Taking the line that contains "What's the underlying" as the first, copy each line exactly up to and including the last line below.
========
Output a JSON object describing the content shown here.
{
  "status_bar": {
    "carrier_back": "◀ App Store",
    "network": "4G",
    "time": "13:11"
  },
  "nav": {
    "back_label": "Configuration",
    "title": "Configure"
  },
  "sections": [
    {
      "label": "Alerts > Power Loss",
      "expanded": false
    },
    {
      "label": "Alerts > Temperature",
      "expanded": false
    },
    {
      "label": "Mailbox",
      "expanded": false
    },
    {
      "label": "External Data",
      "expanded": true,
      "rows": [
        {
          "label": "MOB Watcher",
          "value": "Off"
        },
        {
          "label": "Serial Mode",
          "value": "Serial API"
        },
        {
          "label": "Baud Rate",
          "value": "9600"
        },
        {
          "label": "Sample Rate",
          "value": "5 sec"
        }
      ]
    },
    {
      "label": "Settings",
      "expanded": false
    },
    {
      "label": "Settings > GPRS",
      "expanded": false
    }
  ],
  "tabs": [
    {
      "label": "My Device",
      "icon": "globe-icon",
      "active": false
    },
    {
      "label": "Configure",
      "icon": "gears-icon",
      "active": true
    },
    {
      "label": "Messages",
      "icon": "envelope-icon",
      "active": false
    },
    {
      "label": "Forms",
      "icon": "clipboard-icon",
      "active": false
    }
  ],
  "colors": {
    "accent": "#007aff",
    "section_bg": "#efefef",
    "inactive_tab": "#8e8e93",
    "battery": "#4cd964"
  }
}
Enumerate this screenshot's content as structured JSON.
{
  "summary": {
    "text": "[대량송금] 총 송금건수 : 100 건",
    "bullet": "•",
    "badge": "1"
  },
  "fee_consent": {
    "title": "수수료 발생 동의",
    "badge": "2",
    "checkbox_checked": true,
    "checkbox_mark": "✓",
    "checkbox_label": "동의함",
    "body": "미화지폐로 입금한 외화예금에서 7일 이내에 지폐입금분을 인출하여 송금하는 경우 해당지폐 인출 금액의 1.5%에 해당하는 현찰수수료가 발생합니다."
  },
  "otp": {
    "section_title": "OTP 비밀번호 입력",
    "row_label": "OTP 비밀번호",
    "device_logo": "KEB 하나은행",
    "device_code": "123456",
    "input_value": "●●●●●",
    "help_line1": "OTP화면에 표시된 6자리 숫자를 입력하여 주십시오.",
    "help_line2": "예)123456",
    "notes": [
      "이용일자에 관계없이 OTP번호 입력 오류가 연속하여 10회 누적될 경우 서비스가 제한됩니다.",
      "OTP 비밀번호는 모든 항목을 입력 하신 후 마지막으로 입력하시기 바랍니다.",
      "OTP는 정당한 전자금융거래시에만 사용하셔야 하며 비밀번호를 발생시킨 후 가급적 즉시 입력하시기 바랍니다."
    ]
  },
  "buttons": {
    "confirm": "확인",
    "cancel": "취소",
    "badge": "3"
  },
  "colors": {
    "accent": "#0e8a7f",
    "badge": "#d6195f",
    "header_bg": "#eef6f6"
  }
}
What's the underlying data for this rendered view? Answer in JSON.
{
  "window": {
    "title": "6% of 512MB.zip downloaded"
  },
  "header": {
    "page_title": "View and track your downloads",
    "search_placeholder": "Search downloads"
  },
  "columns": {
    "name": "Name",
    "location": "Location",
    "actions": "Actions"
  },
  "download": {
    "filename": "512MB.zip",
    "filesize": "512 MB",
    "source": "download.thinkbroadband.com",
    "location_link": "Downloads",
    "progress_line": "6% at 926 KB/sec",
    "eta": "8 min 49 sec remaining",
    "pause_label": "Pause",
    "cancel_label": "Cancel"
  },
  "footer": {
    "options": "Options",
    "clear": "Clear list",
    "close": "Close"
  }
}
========
Response below -
What's the underlying data for this rendered view? Answer in JSON.
{
  "window": {
    "title": "6% of 512MB.zip downloaded"
  },
  "header": {
    "page_title": "View and track your downloads",
    "search_placeholder": "Search downloads"
  },
  "columns": {
    "name": "Name",
    "location": "Location",
    "actions": "Actions"
  },
  "download": {
    "filename": "512MB.zip",
    "filesize": "512 MB",
    "source": "download.thinkbroadband.com",
    "location_link": "Downloads",
    "progress_line": "6% at 926 KB/sec",
    "eta": "8 min 49 sec remaining",
    "pause_label": "Pause",
    "cancel_label": "Cancel"
  },
  "footer": {
    "options": "Options",
    "clear": "Clear list",
    "close": "Close"
  }
}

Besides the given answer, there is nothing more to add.